It is alarming to me, extraordinarily alarming, that the people who can least afford to have a child who is more likely to suffer illness, disease and long term consequences, are the very people who aren’t being given the information and support that is necessary to lower their kids risks. The disadvantaged child suffers more disadvantages. (This is right up there for me with the whole “rich get richer while the poor get poorer” thing.)
Now, before you all write to me and dump your misplaced guilt (“I tried to breastfeed, I really did” ) let me tell you this. It’s really ok.
I respect a woman’s right to make decisions about her own baby, and I’m not interested in judging another woman’s choices. (It is demeaning to say that you respect and empower women, but only as long as they are making choices you agree with. ) It is a woman’s right to decide what she does with her breasts. Period.
It’s a nasty trick, this getting women to spend all of their time slagging each other for breastfeeding or not breastfeeding instead of wondering why, when they tried to breastfeed their baby there was no reliable information, no reliable help and not enough time off of work to get the hang well enough to continue, or why women find out after they have decided to feed formula that it is significantly linked with diabetes.
I am frustrated with the culture that does not provide women with proper information about risk, tells us that formula and breastmilk are the same, and forces women through misinformation and poor social constructs, to make decisions that they wouldn’t have to make if they had proper help and support. This is a culture where women are bombarded with information and incentive to use formula, because nobody makes any money when you breastfeed.
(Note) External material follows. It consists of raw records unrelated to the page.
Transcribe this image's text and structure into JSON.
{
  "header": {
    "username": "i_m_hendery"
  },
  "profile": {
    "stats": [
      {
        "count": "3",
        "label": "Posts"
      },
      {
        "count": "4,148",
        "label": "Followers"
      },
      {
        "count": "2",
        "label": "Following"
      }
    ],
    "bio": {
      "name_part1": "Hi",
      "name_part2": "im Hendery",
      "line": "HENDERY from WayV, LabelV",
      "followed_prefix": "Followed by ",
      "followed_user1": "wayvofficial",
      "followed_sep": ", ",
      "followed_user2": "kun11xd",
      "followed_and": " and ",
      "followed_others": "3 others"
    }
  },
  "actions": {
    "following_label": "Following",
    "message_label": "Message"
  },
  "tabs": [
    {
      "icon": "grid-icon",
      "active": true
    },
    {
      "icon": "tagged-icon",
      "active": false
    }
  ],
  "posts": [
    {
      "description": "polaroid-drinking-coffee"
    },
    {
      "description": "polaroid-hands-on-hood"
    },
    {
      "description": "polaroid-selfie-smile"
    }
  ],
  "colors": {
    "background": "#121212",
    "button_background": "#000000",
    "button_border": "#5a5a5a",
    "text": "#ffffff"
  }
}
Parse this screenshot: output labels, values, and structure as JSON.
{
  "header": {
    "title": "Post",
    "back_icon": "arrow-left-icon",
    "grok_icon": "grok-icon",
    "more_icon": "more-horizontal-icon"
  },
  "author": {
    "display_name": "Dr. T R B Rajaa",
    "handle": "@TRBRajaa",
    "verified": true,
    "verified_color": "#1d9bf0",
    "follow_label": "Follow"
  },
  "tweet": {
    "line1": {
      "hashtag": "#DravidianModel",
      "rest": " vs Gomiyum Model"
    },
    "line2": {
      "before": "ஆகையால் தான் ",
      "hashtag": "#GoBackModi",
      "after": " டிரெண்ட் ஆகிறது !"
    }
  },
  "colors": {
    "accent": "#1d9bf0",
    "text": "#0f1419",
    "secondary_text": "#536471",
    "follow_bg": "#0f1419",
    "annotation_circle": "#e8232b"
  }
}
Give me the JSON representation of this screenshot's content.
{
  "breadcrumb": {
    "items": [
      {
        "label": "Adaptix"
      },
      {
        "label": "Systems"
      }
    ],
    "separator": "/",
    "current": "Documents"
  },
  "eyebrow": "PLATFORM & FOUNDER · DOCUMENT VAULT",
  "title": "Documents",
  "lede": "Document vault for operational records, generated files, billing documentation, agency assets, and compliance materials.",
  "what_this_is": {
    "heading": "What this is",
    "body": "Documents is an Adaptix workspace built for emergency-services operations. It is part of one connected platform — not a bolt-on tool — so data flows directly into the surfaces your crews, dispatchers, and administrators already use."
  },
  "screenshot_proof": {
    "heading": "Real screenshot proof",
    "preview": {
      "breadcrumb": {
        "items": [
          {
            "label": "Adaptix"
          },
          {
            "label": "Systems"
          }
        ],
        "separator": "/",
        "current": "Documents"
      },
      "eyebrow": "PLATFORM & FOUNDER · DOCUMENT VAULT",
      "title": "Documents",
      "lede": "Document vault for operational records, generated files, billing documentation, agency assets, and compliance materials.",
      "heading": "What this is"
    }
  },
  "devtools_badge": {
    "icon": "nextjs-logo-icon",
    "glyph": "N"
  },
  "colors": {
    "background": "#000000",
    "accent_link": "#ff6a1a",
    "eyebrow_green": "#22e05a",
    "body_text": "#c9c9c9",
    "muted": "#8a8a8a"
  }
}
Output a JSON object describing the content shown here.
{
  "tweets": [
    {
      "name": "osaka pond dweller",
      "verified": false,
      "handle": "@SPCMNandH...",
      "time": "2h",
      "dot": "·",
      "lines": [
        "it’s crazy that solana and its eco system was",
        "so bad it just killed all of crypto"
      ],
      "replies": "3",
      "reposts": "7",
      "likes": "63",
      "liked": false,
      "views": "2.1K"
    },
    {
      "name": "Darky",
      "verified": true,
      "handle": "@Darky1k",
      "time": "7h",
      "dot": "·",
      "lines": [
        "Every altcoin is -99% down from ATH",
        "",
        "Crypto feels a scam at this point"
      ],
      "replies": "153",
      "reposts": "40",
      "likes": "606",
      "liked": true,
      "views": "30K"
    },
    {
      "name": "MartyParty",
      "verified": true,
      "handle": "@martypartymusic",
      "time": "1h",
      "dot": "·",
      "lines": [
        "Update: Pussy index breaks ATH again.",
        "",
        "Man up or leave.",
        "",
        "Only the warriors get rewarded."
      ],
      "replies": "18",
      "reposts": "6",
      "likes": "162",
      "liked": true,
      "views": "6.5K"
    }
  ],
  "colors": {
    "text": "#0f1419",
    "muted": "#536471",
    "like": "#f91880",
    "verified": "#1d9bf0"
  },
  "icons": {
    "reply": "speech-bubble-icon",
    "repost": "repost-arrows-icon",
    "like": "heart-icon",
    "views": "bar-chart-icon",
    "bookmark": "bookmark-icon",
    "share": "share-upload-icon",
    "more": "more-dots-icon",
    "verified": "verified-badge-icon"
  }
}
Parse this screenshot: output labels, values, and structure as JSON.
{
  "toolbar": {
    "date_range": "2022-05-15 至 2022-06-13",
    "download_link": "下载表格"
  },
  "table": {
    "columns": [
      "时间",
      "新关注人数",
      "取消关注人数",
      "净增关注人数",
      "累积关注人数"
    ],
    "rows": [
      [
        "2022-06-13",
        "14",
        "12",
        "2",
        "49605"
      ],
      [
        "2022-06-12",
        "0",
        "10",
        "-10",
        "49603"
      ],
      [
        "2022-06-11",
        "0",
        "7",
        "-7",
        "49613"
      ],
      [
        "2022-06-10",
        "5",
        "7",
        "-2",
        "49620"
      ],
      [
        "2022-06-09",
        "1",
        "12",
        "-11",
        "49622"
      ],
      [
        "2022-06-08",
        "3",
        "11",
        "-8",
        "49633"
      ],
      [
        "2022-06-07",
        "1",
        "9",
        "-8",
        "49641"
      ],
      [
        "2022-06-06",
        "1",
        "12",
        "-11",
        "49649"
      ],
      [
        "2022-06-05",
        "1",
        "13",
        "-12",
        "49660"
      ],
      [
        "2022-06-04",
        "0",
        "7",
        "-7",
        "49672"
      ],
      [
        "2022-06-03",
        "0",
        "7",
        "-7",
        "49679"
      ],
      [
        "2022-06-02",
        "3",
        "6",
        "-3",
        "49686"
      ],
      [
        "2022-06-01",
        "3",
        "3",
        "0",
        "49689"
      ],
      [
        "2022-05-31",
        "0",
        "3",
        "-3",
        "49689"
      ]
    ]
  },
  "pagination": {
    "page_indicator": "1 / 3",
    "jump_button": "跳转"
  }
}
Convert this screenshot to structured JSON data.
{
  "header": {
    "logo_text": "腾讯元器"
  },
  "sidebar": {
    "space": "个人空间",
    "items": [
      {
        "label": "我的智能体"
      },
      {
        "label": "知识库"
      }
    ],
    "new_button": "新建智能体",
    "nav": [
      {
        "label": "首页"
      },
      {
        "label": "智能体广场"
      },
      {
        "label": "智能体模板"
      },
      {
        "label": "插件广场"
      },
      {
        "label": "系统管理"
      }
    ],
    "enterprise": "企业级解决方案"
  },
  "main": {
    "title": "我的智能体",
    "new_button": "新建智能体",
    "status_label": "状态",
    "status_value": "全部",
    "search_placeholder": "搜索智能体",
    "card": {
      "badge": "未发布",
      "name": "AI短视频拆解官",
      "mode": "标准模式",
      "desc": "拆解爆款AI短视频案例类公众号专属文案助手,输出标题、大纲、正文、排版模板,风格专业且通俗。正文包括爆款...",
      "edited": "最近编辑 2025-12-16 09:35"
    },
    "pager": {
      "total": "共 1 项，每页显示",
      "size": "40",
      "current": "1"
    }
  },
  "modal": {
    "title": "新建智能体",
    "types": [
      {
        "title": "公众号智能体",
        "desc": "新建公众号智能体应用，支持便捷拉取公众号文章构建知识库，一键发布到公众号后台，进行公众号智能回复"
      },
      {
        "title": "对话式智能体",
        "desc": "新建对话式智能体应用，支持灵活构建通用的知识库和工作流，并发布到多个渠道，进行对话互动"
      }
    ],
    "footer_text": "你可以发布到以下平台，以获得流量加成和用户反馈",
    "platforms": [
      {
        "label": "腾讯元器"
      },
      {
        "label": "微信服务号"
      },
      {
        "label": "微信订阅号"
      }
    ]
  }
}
I’m angry that we know that the infant mortality rate among formula fed babies is higher, but that the US has the worst maternity leave of any developed country in the world. (If I were an American woman, making up 52% of the population, that would be a serious election issue for me.) We know that in countries where breastfeeding is taught properly, supported socially and enabled by proper leave time, the number of women who are able to breastfeed increases drastically, just like the number of car crashes decreases when you teach driving, or the number of knitters increases if you teach knitting. It is a sad state of affairs when we all stand around condemning women for not “choosing” to breastfeed, when the circumstances of their lives often provide little choice at all.
It is simply not possible, in any sort of a way, that Swedish women (who initiate breastfeeding at a rate of 98%) have wonder-breasts, but that American breasts fail miserably…often. The breasts are the same, the women are the same, the fault lies with a culture that does not help women properly, not even those who desperately need and want to nurse their babies. (If you have little money and no health insurance, it should be a priority to minimize your baby’s needs to go to the doctor, and to spare you the $1500/year expense of formula.)
Therefore, I think that Jeanne is doing good work in the world. She’s increasing breastfeeding among low income families in California, and she’s doing it with about 1/100th of the budget that a formula company is using to convince these same families of their point of view. Jeanne is going to be giving away these baby hats during Breastfeeding week, and if you want to help her to make the US a baby-friendlier place, or if you’re grateful that you had the resources to nurse your baby, maybe you can knit one (or ten) for her. If you email me, I’ll tell you where to send them.